## Task requirements
Read through the lines below and copy the ones holding the string "Raiders".

## Exercise materials
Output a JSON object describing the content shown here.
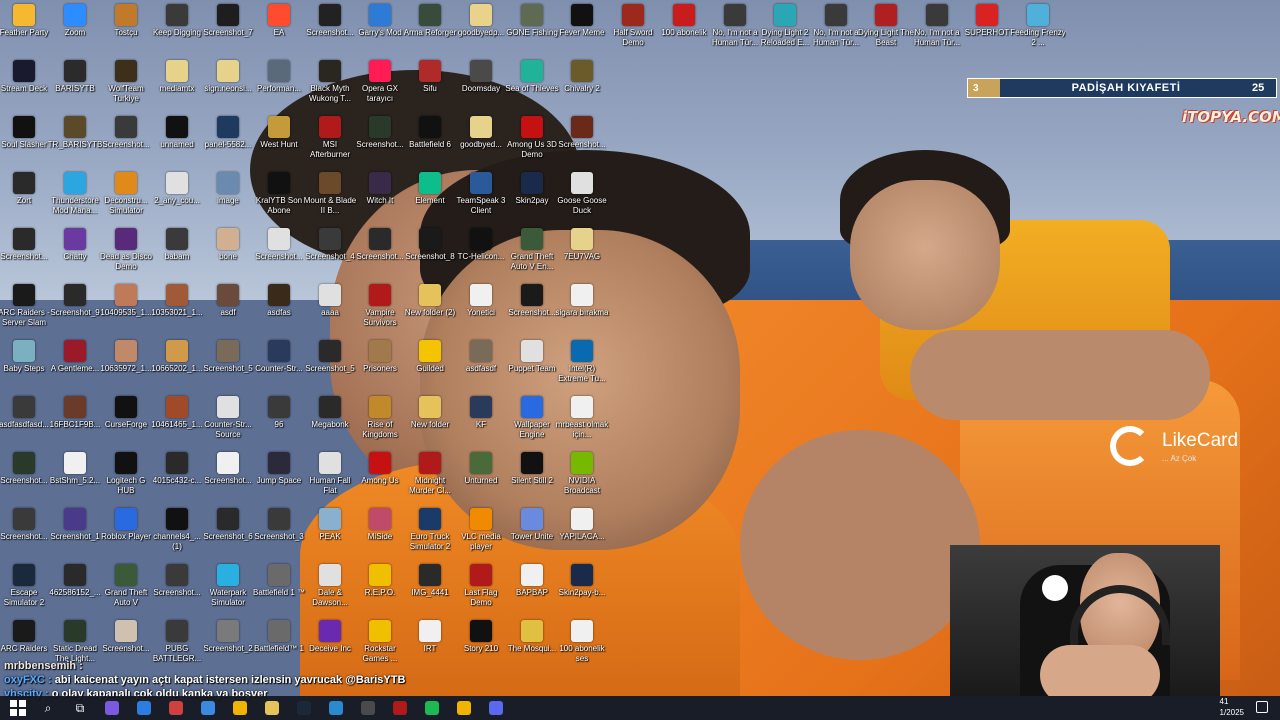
{
  "desktop_icons": [
    {
      "label": "Feather Party",
      "color": "#f5b82e"
    },
    {
      "label": "Zoom",
      "color": "#2d8cff"
    },
    {
      "label": "Tostçu",
      "color": "#c07a2a"
    },
    {
      "label": "Keep Digging",
      "color": "#3a3a3a"
    },
    {
      "label": "Screenshot_7",
      "color": "#1e1e1e"
    },
    {
      "label": "EA",
      "color": "#ff4c2e"
    },
    {
      "label": "Screenshot...",
      "color": "#222222"
    },
    {
      "label": "Garry's Mod",
      "color": "#2e7bd6"
    },
    {
      "label": "Arma Reforger",
      "color": "#394b3a"
    },
    {
      "label": "goodbyedp...",
      "color": "#e9d38a"
    },
    {
      "label": "GONE Fishing",
      "color": "#5e6a52"
    },
    {
      "label": "Fever Meme",
      "color": "#111111"
    },
    {
      "label": "Half Sword Demo",
      "color": "#9b2a1c"
    },
    {
      "label": "100 abonelik",
      "color": "#c91d1d"
    },
    {
      "label": "No, I'm not a Human Tür...",
      "color": "#3a3a3a"
    },
    {
      "label": "Dying Light 2 Reloaded E...",
      "color": "#2ba6b4"
    },
    {
      "label": "No, I'm not a Human Tür...",
      "color": "#3a3a3a"
    },
    {
      "label": "Dying Light The Beast",
      "color": "#b02020"
    },
    {
      "label": "No, I'm not a Human Tür...",
      "color": "#3a3a3a"
    },
    {
      "label": "SUPERHOT",
      "color": "#d92323"
    },
    {
      "label": "Feeding Frenzy 2 ...",
      "color": "#4fb0d9"
    },
    {
      "label": "Stream Deck",
      "color": "#1a1a2e"
    },
    {
      "label": "BARISYTB",
      "color": "#2b2b2b"
    },
    {
      "label": "WolfTeam Turkiye",
      "color": "#3e2f1a"
    },
    {
      "label": "mediamtx",
      "color": "#e6d28a"
    },
    {
      "label": "sign.neonsi...",
      "color": "#e6d28a"
    },
    {
      "label": "Performan...",
      "color": "#5a6a7a"
    },
    {
      "label": "Black Myth Wukong T...",
      "color": "#2a2620"
    },
    {
      "label": "Opera GX tarayıcı",
      "color": "#ff1b54"
    },
    {
      "label": "Sifu",
      "color": "#b02a2a"
    },
    {
      "label": "Doomsday",
      "color": "#4a4a4a"
    },
    {
      "label": "Sea of Thieves",
      "color": "#20b39a"
    },
    {
      "label": "Chivalry 2",
      "color": "#6b5a2a"
    },
    {
      "label": "Soul Slasher",
      "color": "#111111"
    },
    {
      "label": "TR_BARISYTB",
      "color": "#5a4a2a"
    },
    {
      "label": "Screenshot...",
      "color": "#3a3a3a"
    },
    {
      "label": "unnamed",
      "color": "#111111"
    },
    {
      "label": "panel-5582...",
      "color": "#1e3a5f"
    },
    {
      "label": "West Hunt",
      "color": "#c49a3a"
    },
    {
      "label": "MSI Afterburner",
      "color": "#b01a1a"
    },
    {
      "label": "Screenshot...",
      "color": "#2a3a2a"
    },
    {
      "label": "Battlefield 6",
      "color": "#111111"
    },
    {
      "label": "goodbyed...",
      "color": "#e6d28a"
    },
    {
      "label": "Among Us 3D Demo",
      "color": "#c51111"
    },
    {
      "label": "Screenshot...",
      "color": "#6a2a1a"
    },
    {
      "label": "Zort",
      "color": "#2a2a2a"
    },
    {
      "label": "Thunderstore Mod Mana...",
      "color": "#2ba6e0"
    },
    {
      "label": "Deconstru... Simulator",
      "color": "#e08a1a"
    },
    {
      "label": "2_any_cou...",
      "color": "#e0e0e0"
    },
    {
      "label": "image",
      "color": "#6a8ab0"
    },
    {
      "label": "KralYTB Son Abone",
      "color": "#111111"
    },
    {
      "label": "Mount & Blade II B...",
      "color": "#6a4a2a"
    },
    {
      "label": "Witch It",
      "color": "#3a2a4a"
    },
    {
      "label": "Element",
      "color": "#0dbd8b"
    },
    {
      "label": "TeamSpeak 3 Client",
      "color": "#2a5a9a"
    },
    {
      "label": "Skin2pay",
      "color": "#1a2a4a"
    },
    {
      "label": "Goose Goose Duck",
      "color": "#e0e0e0"
    },
    {
      "label": "Screenshot...",
      "color": "#2a2a2a"
    },
    {
      "label": "Chatty",
      "color": "#6a3aa0"
    },
    {
      "label": "Dead as Disco Demo",
      "color": "#5a2a7a"
    },
    {
      "label": "babam",
      "color": "#3a3a3a"
    },
    {
      "label": "bone",
      "color": "#d0b090"
    },
    {
      "label": "Screenshot...",
      "color": "#e0e0e0"
    },
    {
      "label": "Screenshot_4",
      "color": "#3a3a3a"
    },
    {
      "label": "Screenshot...",
      "color": "#2a2a2a"
    },
    {
      "label": "Screenshot_8",
      "color": "#1a1a1a"
    },
    {
      "label": "TC-Helicon...",
      "color": "#111111"
    },
    {
      "label": "Grand Theft Auto V En...",
      "color": "#3a5a3a"
    },
    {
      "label": "7EU7VAG",
      "color": "#e6d28a"
    },
    {
      "label": "ARC Raiders - Server Slam",
      "color": "#1a1a1a"
    },
    {
      "label": "Screenshot_9",
      "color": "#2a2a2a"
    },
    {
      "label": "10409535_1...",
      "color": "#c07a5a"
    },
    {
      "label": "10353021_1...",
      "color": "#a05a3a"
    },
    {
      "label": "asdf",
      "color": "#6a4a3a"
    },
    {
      "label": "asdfas",
      "color": "#3a2a1a"
    },
    {
      "label": "aaaa",
      "color": "#e0e0e0"
    },
    {
      "label": "Vampire Survivors",
      "color": "#b01a1a"
    },
    {
      "label": "New folder (2)",
      "color": "#e6c25a"
    },
    {
      "label": "Yonetici",
      "color": "#f0f0f0"
    },
    {
      "label": "Screenshot...",
      "color": "#1a1a1a"
    },
    {
      "label": "sigara bırakma",
      "color": "#f0f0f0"
    },
    {
      "label": "Baby Steps",
      "color": "#7ab0c0"
    },
    {
      "label": "A Gentleme...",
      "color": "#9a1a2a"
    },
    {
      "label": "10635972_1...",
      "color": "#c08a6a"
    },
    {
      "label": "10665202_1...",
      "color": "#d09a4a"
    },
    {
      "label": "Screenshot_5",
      "color": "#7a6a5a"
    },
    {
      "label": "Counter-Str...",
      "color": "#2a3a5a"
    },
    {
      "label": "Screenshot_5",
      "color": "#2a2a2a"
    },
    {
      "label": "Prisoners",
      "color": "#a07a4a"
    },
    {
      "label": "Guilded",
      "color": "#f5c400"
    },
    {
      "label": "asdfasdf",
      "color": "#7a6a5a"
    },
    {
      "label": "Puppet Team",
      "color": "#e0e0e0"
    },
    {
      "label": "Intel(R) Extreme Tu...",
      "color": "#0a6ab0"
    },
    {
      "label": "asdfasdfasd...",
      "color": "#3a3a3a"
    },
    {
      "label": "16FBC1F9B...",
      "color": "#6a3a2a"
    },
    {
      "label": "CurseForge",
      "color": "#111111"
    },
    {
      "label": "10461465_1...",
      "color": "#a04a2a"
    },
    {
      "label": "Counter-Str... Source",
      "color": "#e0e0e0"
    },
    {
      "label": "96",
      "color": "#3a3a3a"
    },
    {
      "label": "Megabonk",
      "color": "#2a2a2a"
    },
    {
      "label": "Rise of Kingdoms",
      "color": "#c08a2a"
    },
    {
      "label": "New folder",
      "color": "#e6c25a"
    },
    {
      "label": "KF",
      "color": "#2a3a5a"
    },
    {
      "label": "Wallpaper Engine",
      "color": "#2a6ae0"
    },
    {
      "label": "mrbeast olmak için...",
      "color": "#f0f0f0"
    },
    {
      "label": "Screenshot...",
      "color": "#2a3a2a"
    },
    {
      "label": "BstShm_5.2...",
      "color": "#f0f0f0"
    },
    {
      "label": "Logitech G HUB",
      "color": "#111111"
    },
    {
      "label": "4015c432-c...",
      "color": "#2a2a2a"
    },
    {
      "label": "Screenshot...",
      "color": "#f0f0f0"
    },
    {
      "label": "Jump Space",
      "color": "#2a2a3a"
    },
    {
      "label": "Human Fall Flat",
      "color": "#e0e0e0"
    },
    {
      "label": "Among Us",
      "color": "#c51111"
    },
    {
      "label": "Midnight Murder Cl...",
      "color": "#b01a1a"
    },
    {
      "label": "Unturned",
      "color": "#4a6a3a"
    },
    {
      "label": "Silent Still 2",
      "color": "#111111"
    },
    {
      "label": "NVIDIA Broadcast",
      "color": "#76b900"
    },
    {
      "label": "Screenshot...",
      "color": "#3a3a3a"
    },
    {
      "label": "Screenshot_1",
      "color": "#4a3a8a"
    },
    {
      "label": "Roblox Player",
      "color": "#2a6ae0"
    },
    {
      "label": "channels4_... (1)",
      "color": "#111111"
    },
    {
      "label": "Screenshot_6",
      "color": "#2a2a2a"
    },
    {
      "label": "Screenshot_3",
      "color": "#3a3a3a"
    },
    {
      "label": "PEAK",
      "color": "#8ab0d0"
    },
    {
      "label": "MiSide",
      "color": "#c04a6a"
    },
    {
      "label": "Euro Truck Simulator 2",
      "color": "#1a3a6a"
    },
    {
      "label": "VLC media player",
      "color": "#f08a00"
    },
    {
      "label": "Tower Unite",
      "color": "#6a8ae0"
    },
    {
      "label": "YAPILACA...",
      "color": "#f0f0f0"
    },
    {
      "label": "Escape Simulator 2",
      "color": "#1a2a3a"
    },
    {
      "label": "462586152_...",
      "color": "#2a2a2a"
    },
    {
      "label": "Grand Theft Auto V",
      "color": "#3a5a3a"
    },
    {
      "label": "Screenshot...",
      "color": "#3a3a3a"
    },
    {
      "label": "Waterpark Simulator",
      "color": "#2ab0e0"
    },
    {
      "label": "Battlefield 1 ™",
      "color": "#6a6a6a"
    },
    {
      "label": "Dale & Dawson...",
      "color": "#e0e0e0"
    },
    {
      "label": "R.E.P.O.",
      "color": "#f0c000"
    },
    {
      "label": "IMG_4441",
      "color": "#2a2a2a"
    },
    {
      "label": "Last Flag Demo",
      "color": "#b01a1a"
    },
    {
      "label": "BAPBAP",
      "color": "#f0f0f0"
    },
    {
      "label": "Skin2pay-b...",
      "color": "#1a2a4a"
    },
    {
      "label": "ARC Raiders",
      "color": "#1a1a1a"
    },
    {
      "label": "Static Dread The Light...",
      "color": "#2a3a2a"
    },
    {
      "label": "Screenshot...",
      "color": "#d0c0b0"
    },
    {
      "label": "PUBG BATTLEGR...",
      "color": "#3a3a3a"
    },
    {
      "label": "Screenshot_2",
      "color": "#7a7a7a"
    },
    {
      "label": "Battlefield™ 1",
      "color": "#6a6a6a"
    },
    {
      "label": "Deceive Inc",
      "color": "#6a2ab0"
    },
    {
      "label": "Rockstar Games ...",
      "color": "#f0c000"
    },
    {
      "label": "IRT",
      "color": "#f0f0f0"
    },
    {
      "label": "Story 210",
      "color": "#111111"
    },
    {
      "label": "The Mosqui...",
      "color": "#e0c040"
    },
    {
      "label": "100 abonelik ses",
      "color": "#f0f0f0"
    }
  ],
  "overlays": {
    "padisah": {
      "rank": "3",
      "title": "PADİŞAH KIYAFETİ",
      "score": "25"
    },
    "itopya_logo": "iTOPYA.COM",
    "likecard": {
      "name": "LikeCard",
      "tagline": "... Az Çok"
    },
    "chat": [
      {
        "user": "mrbbensemih :",
        "message": ""
      },
      {
        "user": "oxyFXC :",
        "message": "abi kaicenat yayın açtı kapat istersen izlensin yavrucak @BarisYTB"
      },
      {
        "user": "vhscity :",
        "message": "o olay kapanalı çok oldu kanka ya boşver"
      }
    ]
  },
  "taskbar": {
    "apps": [
      {
        "name": "search-icon",
        "glyph": "⌕",
        "color": "#ffffff"
      },
      {
        "name": "task-view-icon",
        "glyph": "⧉",
        "color": "#ffffff"
      },
      {
        "name": "app-icon",
        "glyph": "",
        "color": "#7a5ae0"
      },
      {
        "name": "app-icon",
        "glyph": "",
        "color": "#2b7de0"
      },
      {
        "name": "app-icon",
        "glyph": "",
        "color": "#d04040"
      },
      {
        "name": "app-icon",
        "glyph": "",
        "color": "#3a8ae0"
      },
      {
        "name": "chrome-icon",
        "glyph": "",
        "color": "#f0b400"
      },
      {
        "name": "folder-icon",
        "glyph": "",
        "color": "#e6c25a"
      },
      {
        "name": "steam-icon",
        "glyph": "",
        "color": "#1b2838"
      },
      {
        "name": "app-icon",
        "glyph": "",
        "color": "#2a8ad0"
      },
      {
        "name": "app-icon",
        "glyph": "",
        "color": "#4a4a4a"
      },
      {
        "name": "app-icon",
        "glyph": "",
        "color": "#b01a1a"
      },
      {
        "name": "spotify-icon",
        "glyph": "",
        "color": "#1db954"
      },
      {
        "name": "chrome-icon",
        "glyph": "",
        "color": "#f0b400"
      },
      {
        "name": "app-icon",
        "glyph": "",
        "color": "#5a6af0"
      }
    ],
    "clock_time": "41",
    "clock_date": "1/2025"
  }
}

## Answer for the task
      "label": "ARC Raiders - Server Slam",
      "label": "ARC Raiders",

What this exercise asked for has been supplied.